__Requirement__: The answer must consist of every line in the data below that holds the word "heading".

__Study material__:
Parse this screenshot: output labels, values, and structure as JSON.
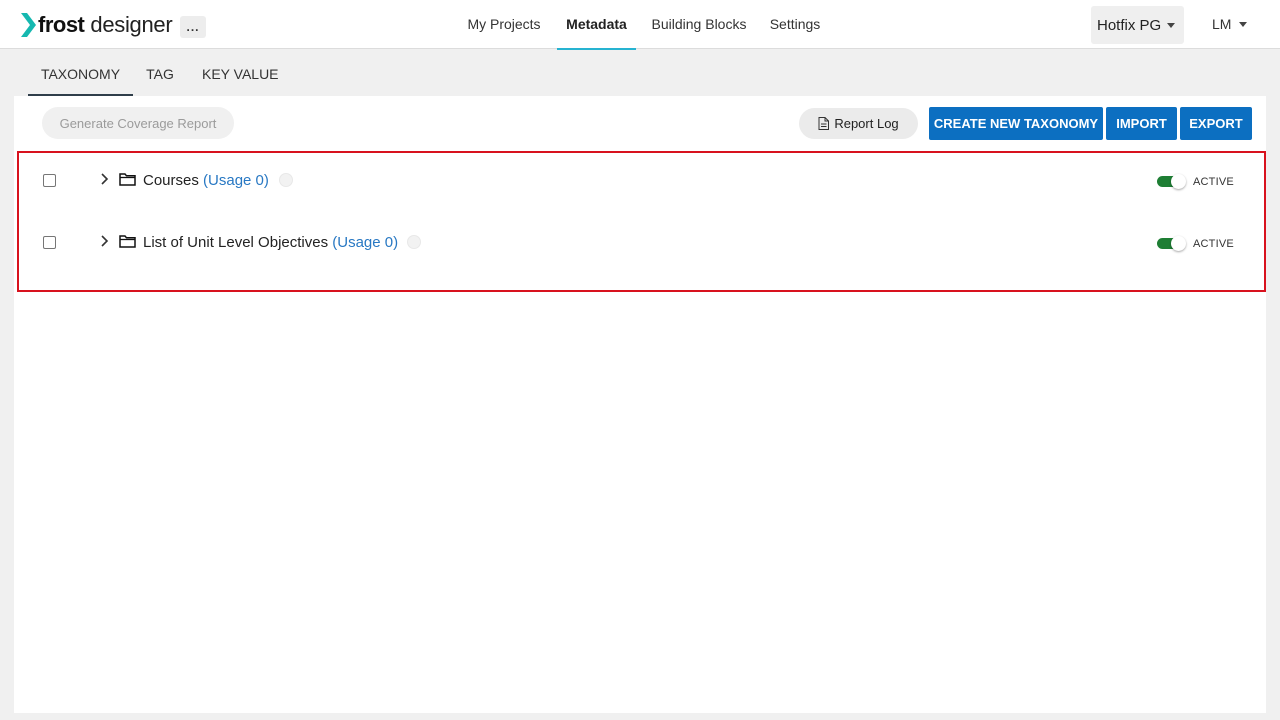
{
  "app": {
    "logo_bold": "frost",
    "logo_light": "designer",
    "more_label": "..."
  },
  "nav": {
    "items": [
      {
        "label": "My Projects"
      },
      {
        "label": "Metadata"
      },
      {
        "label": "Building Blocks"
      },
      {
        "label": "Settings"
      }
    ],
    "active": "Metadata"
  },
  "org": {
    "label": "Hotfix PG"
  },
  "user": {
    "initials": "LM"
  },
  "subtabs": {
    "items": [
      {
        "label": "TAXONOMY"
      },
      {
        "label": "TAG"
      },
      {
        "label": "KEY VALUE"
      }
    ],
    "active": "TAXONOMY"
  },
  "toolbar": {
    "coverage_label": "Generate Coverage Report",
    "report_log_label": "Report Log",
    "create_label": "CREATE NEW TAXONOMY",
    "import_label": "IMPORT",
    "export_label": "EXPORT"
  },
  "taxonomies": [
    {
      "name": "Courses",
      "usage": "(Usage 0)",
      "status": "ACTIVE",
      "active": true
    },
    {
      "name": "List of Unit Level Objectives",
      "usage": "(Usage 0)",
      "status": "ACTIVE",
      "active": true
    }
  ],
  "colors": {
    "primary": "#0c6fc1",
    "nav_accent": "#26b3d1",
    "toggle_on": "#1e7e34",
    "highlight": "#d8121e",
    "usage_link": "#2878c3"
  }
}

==

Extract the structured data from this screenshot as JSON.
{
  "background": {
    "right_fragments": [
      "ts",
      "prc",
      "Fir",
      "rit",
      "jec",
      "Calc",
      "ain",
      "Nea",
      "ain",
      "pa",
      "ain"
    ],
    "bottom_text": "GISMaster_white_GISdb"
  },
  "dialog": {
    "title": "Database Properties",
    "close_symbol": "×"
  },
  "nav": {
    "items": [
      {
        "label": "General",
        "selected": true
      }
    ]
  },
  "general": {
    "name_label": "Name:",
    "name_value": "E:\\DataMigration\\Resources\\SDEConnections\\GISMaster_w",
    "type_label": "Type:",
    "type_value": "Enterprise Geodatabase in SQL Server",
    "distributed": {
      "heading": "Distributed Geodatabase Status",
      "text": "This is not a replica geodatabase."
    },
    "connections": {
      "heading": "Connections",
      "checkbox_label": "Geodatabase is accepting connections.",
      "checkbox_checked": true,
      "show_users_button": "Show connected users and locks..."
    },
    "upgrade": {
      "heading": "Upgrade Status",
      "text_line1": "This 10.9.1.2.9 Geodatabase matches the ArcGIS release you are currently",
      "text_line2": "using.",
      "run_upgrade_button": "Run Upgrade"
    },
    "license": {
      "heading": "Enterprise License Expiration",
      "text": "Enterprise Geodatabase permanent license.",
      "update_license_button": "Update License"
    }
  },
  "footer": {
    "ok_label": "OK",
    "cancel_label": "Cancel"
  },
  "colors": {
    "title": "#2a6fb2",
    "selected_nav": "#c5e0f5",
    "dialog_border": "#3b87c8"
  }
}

__Answer to the exercise__:
      "heading": "Distributed Geodatabase Status",
      "heading": "Connections",
      "heading": "Upgrade Status",
      "heading": "Enterprise License Expiration",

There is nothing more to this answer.